Also in line with our expectation of a slower pace of rate hikes is our outlook for more dovish inflation in 2023. Inflation in Switzerland is at a 30-year high and is above the SNB’s 2% target, but remains relative to others major European countries much lower economies. In August, the CPI accelerated to 3.5% yoy. Digging into the details, prices for housing, water, electricity, gas and other fuels were up just 4.7% yoy, well below the 19.7% increase in the eurozone. With the updated SNB forecasts showing annual average inflation of 2.4% for 2023 and 1.7% for 2024, we believe the central bank will continue to tighten monetary policy, although larger rate hikes are unlikely to be necessary as inflation is expected to increase will be closer to target by the end of 2023. The central bank noted that without the 75 basis point rate hike in September, its inflation forecast would be significantly higher.
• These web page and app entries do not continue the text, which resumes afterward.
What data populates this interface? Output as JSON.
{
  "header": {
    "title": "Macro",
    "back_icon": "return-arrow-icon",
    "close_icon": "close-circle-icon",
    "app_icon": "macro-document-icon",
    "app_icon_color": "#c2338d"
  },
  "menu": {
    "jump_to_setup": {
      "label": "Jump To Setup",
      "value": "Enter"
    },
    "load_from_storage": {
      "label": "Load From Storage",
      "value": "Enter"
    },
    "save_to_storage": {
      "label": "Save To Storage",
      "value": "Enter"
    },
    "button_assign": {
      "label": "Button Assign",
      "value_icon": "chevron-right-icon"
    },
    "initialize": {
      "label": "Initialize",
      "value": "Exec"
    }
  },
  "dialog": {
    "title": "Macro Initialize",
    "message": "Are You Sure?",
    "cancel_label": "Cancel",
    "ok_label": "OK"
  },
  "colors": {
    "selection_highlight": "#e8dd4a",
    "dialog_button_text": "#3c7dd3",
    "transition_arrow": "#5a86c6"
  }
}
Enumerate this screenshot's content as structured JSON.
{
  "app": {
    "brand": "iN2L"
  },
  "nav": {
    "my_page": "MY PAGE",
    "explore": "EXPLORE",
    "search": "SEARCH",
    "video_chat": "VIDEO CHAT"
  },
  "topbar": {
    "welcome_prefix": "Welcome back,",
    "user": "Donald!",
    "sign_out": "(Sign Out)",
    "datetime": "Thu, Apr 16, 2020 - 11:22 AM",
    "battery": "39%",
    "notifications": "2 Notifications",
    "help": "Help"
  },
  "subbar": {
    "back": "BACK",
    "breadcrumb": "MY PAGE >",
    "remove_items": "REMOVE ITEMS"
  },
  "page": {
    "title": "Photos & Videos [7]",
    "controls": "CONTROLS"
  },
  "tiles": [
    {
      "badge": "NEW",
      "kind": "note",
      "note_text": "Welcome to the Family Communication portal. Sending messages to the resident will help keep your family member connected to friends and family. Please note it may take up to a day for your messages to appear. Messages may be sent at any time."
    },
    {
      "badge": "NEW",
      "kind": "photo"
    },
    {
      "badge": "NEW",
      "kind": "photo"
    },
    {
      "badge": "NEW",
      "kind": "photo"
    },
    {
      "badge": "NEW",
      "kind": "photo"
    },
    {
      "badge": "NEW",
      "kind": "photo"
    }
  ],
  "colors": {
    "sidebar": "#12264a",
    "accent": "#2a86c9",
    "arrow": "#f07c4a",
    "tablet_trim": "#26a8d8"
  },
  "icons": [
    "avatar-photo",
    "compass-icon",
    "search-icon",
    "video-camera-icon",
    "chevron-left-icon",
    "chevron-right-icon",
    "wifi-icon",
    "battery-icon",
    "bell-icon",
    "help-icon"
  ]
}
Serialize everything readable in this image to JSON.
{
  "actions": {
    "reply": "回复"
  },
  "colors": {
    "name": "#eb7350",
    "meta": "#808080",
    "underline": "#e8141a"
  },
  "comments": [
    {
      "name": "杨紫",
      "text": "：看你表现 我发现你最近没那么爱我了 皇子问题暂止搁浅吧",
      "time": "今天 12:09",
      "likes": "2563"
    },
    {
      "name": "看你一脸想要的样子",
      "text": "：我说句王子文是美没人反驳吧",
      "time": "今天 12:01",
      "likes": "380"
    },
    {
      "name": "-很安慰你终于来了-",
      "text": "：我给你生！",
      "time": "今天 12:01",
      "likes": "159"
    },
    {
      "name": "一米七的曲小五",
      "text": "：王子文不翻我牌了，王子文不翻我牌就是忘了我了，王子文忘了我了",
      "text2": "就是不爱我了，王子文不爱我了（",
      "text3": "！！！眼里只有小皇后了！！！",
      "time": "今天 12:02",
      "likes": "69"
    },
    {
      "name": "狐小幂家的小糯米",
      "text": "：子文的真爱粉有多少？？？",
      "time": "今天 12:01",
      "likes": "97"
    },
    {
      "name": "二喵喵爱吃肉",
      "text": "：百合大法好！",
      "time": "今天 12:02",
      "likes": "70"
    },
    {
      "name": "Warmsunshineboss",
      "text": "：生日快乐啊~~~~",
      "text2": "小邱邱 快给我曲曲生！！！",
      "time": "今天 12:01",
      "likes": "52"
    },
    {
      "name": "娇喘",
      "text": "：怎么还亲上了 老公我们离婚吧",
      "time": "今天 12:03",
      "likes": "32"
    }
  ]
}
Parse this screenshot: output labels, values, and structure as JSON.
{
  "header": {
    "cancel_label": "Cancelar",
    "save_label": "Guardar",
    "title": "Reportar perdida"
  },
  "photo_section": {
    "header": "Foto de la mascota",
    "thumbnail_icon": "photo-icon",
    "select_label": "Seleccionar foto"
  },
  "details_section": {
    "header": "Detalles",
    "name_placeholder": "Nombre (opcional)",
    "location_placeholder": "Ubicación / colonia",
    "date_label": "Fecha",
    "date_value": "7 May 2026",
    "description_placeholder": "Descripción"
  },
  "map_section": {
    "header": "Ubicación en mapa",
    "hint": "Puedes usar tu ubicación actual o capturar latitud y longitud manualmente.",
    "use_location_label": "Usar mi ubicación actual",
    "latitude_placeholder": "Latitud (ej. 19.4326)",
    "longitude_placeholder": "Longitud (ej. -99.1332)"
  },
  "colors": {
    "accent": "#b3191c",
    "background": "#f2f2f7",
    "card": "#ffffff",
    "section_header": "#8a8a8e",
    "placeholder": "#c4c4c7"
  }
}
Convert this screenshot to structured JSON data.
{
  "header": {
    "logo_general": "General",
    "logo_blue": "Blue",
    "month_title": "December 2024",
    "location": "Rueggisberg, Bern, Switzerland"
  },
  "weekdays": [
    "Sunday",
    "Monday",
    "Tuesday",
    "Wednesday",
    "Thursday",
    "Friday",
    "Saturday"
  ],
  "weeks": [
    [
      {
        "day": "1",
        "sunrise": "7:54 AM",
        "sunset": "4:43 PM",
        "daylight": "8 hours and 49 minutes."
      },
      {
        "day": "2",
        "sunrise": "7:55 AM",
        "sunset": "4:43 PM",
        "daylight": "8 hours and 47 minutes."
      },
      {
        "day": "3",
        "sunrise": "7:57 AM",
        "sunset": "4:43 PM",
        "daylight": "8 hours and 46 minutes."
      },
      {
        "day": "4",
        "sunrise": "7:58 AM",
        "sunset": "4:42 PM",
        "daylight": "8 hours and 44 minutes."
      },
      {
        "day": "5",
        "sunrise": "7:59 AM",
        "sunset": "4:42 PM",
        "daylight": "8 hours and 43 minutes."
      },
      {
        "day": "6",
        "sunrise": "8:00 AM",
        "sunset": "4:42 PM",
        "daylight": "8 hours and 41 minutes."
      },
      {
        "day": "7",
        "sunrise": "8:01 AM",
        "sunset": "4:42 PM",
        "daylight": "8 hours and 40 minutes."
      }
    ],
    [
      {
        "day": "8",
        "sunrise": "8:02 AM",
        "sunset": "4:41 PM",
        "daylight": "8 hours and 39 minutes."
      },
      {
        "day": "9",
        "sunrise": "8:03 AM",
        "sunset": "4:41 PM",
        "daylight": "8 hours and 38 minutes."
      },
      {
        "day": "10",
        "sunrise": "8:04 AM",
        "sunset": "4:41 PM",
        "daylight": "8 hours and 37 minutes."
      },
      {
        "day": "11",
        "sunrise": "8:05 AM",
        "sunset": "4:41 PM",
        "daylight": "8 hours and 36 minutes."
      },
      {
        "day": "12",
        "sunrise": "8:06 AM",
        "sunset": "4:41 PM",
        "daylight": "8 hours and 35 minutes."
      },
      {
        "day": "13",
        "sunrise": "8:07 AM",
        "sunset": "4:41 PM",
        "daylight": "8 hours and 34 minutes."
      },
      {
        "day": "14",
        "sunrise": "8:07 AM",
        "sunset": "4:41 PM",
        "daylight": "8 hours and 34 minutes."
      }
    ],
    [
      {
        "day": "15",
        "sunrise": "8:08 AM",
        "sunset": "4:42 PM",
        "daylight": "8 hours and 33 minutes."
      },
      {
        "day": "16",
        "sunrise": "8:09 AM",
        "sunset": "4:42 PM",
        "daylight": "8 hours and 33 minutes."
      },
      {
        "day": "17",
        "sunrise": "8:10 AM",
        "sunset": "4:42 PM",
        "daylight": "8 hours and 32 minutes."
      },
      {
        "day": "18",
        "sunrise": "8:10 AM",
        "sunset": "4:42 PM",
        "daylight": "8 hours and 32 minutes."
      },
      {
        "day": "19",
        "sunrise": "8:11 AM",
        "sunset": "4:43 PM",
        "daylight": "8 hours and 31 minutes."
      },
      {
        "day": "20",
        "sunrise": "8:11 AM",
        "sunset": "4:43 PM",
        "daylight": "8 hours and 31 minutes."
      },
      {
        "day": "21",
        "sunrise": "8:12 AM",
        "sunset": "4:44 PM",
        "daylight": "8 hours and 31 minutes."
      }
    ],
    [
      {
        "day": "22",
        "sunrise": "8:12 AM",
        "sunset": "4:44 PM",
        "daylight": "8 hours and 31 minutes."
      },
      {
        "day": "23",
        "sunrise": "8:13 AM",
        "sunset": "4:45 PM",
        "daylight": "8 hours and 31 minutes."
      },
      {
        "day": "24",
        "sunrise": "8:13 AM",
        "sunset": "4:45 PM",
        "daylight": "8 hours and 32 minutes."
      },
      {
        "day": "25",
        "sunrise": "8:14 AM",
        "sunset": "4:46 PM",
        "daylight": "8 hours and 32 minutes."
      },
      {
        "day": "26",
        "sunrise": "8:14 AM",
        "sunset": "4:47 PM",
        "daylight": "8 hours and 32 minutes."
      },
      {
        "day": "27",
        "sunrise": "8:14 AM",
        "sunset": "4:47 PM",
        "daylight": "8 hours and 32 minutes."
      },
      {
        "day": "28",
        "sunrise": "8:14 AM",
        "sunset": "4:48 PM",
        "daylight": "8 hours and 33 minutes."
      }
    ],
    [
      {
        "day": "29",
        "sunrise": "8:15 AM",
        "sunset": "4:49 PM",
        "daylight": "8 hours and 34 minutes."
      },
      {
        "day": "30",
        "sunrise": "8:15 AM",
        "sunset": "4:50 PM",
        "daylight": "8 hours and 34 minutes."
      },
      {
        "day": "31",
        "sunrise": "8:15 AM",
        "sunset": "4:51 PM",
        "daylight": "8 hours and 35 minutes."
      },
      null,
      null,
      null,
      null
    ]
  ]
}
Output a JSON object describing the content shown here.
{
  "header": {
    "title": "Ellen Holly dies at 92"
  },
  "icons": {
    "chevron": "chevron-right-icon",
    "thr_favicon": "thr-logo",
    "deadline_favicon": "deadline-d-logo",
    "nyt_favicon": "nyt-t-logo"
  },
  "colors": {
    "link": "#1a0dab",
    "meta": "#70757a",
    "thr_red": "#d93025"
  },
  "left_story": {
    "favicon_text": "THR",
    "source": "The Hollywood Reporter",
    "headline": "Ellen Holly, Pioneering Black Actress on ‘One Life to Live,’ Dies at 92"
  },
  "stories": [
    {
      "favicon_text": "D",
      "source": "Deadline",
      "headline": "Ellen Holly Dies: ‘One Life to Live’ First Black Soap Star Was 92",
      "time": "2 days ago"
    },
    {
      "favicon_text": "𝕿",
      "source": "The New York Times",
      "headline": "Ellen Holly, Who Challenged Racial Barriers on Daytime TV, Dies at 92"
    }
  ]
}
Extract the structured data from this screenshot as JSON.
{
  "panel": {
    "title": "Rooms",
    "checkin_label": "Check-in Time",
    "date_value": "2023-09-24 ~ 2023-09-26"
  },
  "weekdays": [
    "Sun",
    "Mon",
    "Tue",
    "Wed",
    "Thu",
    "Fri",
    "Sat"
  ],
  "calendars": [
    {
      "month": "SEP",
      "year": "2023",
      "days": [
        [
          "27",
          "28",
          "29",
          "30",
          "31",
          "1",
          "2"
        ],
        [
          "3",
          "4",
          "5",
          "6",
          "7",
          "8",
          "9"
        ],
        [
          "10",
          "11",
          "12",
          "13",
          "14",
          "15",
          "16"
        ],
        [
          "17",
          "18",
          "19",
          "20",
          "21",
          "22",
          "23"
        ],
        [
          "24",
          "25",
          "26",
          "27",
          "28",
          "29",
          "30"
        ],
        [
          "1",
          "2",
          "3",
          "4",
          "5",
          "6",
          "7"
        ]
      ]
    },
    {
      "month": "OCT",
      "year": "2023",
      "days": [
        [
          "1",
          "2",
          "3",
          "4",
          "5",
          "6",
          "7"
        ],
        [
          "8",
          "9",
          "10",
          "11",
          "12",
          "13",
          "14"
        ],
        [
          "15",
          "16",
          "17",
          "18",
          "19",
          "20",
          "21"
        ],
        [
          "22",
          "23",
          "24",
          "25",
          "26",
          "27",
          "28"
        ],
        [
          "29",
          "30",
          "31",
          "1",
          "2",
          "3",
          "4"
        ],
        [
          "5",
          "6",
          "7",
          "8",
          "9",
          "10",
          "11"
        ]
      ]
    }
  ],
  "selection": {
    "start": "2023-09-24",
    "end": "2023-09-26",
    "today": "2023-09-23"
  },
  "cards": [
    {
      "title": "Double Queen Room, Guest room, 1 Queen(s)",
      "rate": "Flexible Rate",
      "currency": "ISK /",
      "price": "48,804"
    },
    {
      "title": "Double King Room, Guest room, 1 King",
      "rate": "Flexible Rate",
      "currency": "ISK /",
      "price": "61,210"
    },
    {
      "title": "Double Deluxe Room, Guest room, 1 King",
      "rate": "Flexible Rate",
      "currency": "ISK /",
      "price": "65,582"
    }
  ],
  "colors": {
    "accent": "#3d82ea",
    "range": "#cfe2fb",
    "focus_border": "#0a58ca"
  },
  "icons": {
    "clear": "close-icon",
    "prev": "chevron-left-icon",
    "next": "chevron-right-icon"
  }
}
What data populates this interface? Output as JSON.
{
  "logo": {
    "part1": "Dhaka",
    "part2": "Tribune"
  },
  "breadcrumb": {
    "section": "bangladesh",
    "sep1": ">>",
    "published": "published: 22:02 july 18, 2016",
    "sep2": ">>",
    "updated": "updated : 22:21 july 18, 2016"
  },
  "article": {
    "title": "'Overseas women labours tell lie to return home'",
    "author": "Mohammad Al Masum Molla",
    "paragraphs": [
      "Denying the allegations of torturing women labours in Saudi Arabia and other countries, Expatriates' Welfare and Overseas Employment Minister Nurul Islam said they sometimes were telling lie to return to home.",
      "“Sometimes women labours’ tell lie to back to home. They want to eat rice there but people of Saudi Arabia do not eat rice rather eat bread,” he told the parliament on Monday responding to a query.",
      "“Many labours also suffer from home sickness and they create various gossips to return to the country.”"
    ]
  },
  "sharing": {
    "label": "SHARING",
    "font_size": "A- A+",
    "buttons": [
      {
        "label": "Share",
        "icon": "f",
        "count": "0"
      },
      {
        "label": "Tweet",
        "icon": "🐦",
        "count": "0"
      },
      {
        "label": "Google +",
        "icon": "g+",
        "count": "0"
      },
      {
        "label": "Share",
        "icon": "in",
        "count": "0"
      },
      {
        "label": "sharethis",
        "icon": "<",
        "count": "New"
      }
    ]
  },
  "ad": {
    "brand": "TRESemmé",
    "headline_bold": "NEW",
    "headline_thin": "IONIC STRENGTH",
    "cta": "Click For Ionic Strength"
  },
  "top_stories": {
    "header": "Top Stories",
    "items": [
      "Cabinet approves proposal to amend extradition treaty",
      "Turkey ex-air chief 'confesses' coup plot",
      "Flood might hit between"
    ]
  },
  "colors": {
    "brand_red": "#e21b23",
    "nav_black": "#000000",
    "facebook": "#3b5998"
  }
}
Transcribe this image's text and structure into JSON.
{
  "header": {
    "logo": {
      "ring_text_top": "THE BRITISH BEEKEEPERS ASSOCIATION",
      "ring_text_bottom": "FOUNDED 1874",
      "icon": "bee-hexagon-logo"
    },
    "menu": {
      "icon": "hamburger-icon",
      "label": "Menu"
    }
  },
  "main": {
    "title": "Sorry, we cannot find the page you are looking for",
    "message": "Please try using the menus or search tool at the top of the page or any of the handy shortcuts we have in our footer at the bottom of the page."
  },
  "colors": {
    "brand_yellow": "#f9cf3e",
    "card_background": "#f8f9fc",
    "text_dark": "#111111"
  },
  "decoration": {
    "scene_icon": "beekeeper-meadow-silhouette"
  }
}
While our base case calls for modest rate hikes in the coming quarters, we would not completely rule out a 75 basis point rate hike in December. With the SNB only holding one monetary policy meeting per quarter, half as many as the ECB, the central bank could opt for a larger rate hike to reflect this. The central bank has also repeatedly stressed its commitment to support the franc to cushion the blow from higher import prices and inflationary pressures. While his willingness to intervene in FX markets is a key policy lever, big rate hikes that support the currency could also complement these actions.